Ann Arbor is the eighth most socioeconomically segregated metro area in the U.S.; the second most segregated city in the nation in service class segregation; and the fifth in working class segregation. In 2010, Census data shows white residents accounted for 73% of Ann Arbor's population, just under Michigan's average of 79%, while African American residents accounted for just 8% of residents—nearly half of the state average of 14%. Ypsilanti, on the other hand, is made up of 62% white residents and 29% African American residents: a dramatic imbalance for two closely tied cities. Housing is a social determinant of health so where you live matters. Join local experts as we delve into the issues and opportunities surrounding race and class equity throughout Ann Arbor and Washtenaw County.
- Dr. Tony Reames (Assistant Professor, School for Environment and Sustainability, University of Michigan),
Fri, 06/28/2019 - 12:09pm
In the 1800's, assimilation was the government's policy to work Native Americans into mainstream society. One of the methods used was to take Native children from their homes and ship them to boarding schools. "Save the man, Kill the Indian" was the motto used by these schools as they stripped Native children of their language, culture, and identity.
Learn how these schools operated and what was done to help overcome this abuse.
Heather Bruegl, inspired by a trip to Wounded Knee, South Dakota, quickly developed a passion for Native American History. Curiosity for her own heritage led her to Wisconsin, where she has researched the history of the Native American tribes of that region. Heather is a graduate of Madonna University of Michigan and holds a Bachelor of Arts and Master of Arts in U.S. History. She currently travels and lectures on Native American history, including policy and activism.
Mon, 03/25/2019 - 2:57pm

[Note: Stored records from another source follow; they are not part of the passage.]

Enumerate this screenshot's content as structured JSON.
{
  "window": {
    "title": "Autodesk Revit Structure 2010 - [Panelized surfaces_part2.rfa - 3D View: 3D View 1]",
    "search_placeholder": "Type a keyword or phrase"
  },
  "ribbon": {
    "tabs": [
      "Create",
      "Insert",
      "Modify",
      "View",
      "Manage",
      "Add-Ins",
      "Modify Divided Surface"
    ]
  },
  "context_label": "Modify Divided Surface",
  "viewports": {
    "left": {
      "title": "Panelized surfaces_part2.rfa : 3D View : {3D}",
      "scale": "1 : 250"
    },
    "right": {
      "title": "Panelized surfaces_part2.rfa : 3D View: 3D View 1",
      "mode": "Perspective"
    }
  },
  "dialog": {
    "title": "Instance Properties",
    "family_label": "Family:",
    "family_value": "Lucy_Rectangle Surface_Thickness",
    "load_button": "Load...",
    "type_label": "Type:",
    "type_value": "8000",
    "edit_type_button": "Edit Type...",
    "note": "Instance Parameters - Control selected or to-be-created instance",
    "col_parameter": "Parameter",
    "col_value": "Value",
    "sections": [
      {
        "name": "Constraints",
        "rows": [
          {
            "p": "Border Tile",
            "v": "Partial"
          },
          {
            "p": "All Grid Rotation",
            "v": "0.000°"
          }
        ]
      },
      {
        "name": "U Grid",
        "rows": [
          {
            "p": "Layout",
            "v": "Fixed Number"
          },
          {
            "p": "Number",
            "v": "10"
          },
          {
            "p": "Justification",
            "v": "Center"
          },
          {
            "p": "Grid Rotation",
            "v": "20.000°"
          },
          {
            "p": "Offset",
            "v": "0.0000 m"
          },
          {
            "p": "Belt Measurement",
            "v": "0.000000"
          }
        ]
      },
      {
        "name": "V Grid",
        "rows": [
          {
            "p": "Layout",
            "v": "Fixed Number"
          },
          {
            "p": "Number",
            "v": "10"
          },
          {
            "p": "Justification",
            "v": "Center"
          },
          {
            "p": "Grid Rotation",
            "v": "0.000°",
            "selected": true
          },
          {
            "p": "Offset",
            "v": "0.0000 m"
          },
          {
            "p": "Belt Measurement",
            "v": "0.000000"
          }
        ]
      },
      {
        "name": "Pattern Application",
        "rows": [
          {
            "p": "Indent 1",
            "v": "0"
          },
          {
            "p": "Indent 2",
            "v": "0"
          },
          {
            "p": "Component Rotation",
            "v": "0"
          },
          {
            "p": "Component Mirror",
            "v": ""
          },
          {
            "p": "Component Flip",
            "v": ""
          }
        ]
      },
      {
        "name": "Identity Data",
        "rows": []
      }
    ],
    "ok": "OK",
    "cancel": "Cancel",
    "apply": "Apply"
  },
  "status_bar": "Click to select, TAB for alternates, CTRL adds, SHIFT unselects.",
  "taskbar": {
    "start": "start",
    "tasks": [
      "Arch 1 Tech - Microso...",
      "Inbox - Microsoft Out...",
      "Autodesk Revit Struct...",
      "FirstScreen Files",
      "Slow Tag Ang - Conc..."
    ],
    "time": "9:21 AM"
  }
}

Should we have a military mainly for defense, or should we use it aggressively to defend or promote national interests? Before Dr. King’s tragic death, he spoke out more and more against government use of military over diplomacy and the use of armed forces in the routine policy of the state. For such actions, Dr. King was criticized heavily and to this day his thoughts on war still make people uncomfortable.
Veterans For Peace will discuss Dr. King's speeches relating to defense versus militarism, showing that they are as relevant today as they were 50 years ago.
Becoming American | "Muslim Cool: Race Religion and Hip Hop in the United States" with Dr. Su'ad Abdul Khabeer
Mon, 03/25/2019 - 2:56pm
Su'ad Abdul Khabeer is a scholar-artist-activist who uses anthropology and performance to explore the intersections of race and popular culture.
Su'ad is currently an associate professor of American Culture and Arab and Muslim American Studies at the University of Michigan. She received her PhD in cultural anthropology from Princeton University and is a graduate from the School of Foreign Service at Georgetown University and completed the Islamic Studies diploma program of the Institute at Abu Nour University (Damascus).
Her latest work, Muslim Cool: Race, Religion, and Hip Hop in the United States (NYU Press 2016), is an ethnography on Islam and hip hop that examines how intersecting ideas of Muslimness and Blackness challenge and reproduce the meanings of race in the US.